Tampa didn't make it as an MLS market, but back in the day it was as big or bigger than NASL markets such as Seattle or Portland that have become huge hits in MLS. A lot of the credit goes to the
the former Tampa Tribune sports editor Tom McEwen, who died Sunday at the age of 88. When soccer-bashing was the rule rather than the exception, McEwen was
influential as one of the first members of the sports media establishment to support soccer.
McEwen is best known for support of the NFL Buccaneers, who played their first season in 1976, but a year earlier Tampa welcomed the Rowdies. All they did in their first season was win the Soccer Bowl, the NASL's championship game.
The Rowdies could have been buried by the Buccaneers, but they took off in Tampa, thanks to their carefree attitude.
"The Rowdies are a kick in the grass" was their motto, and it stuck.
They stood out with their green and gold uniforms and charismatic players like Rodney Marsh, dubbed the "Clown Prince."
Until the late 1970s, before cable television and the Internet, the sports editors of local newspapers wielded considerable count. They not only covered the story, they were often part of the story.
McEwen was one of the giants, legendary for his friendship with players and owners alike.
Ted Williams hated sportswriters but he liked McEwen.
McEwen once gave then-San Francisco 49ers owner Eddie DeBartolo access to his hotel room so he could secretly sign Bill Walsh to coach his NFL team.
Los Angeles Times sports columnist Jim Murray once quipped, "Tom has been more important to Tampa than cigars."
McEwen not only helped bring soccer and pro football to Tampa, he helped bring MLB and the NHL to Florida's West Coast.
The NFL, MLB and the NHL would have thrived whether or not they ever stopped in Tampa, but soccer's early success in Tampa was essential to the (fleeting) success the NASL enjoyed.
Today, few sports editors at major papers have the time to write, but in his day, McEwen cranked out six columns a week and a letters-to-the-editor column on Sunday.
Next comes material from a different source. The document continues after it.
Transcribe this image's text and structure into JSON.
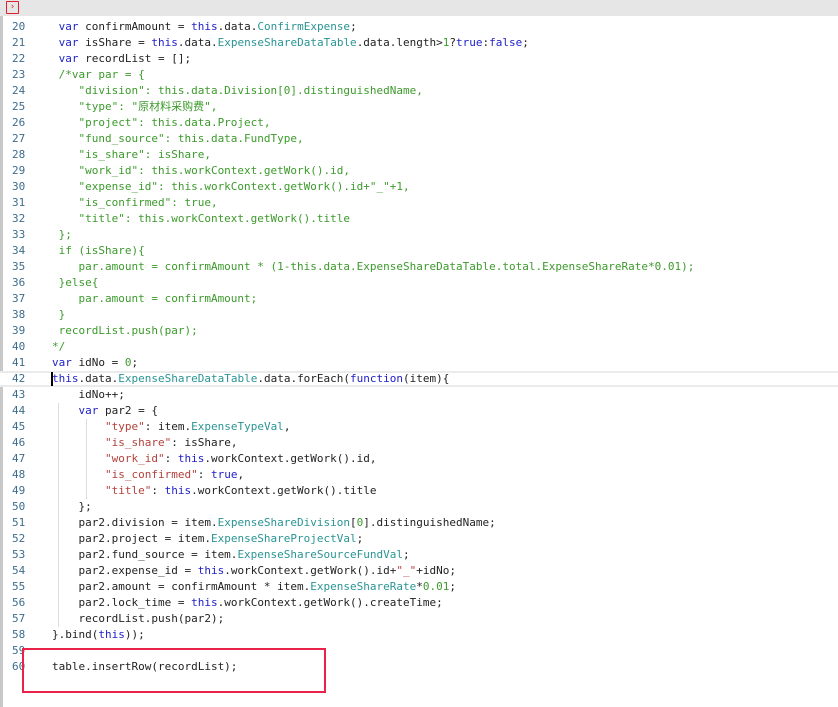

His coverage of the Rowdies in his "The Morning After" column gave them legitimacy when legitimacy was everything for soccer.
And for that, soccer fans in Tampa and elsewhere owe Tom McEwen a tip of the hat.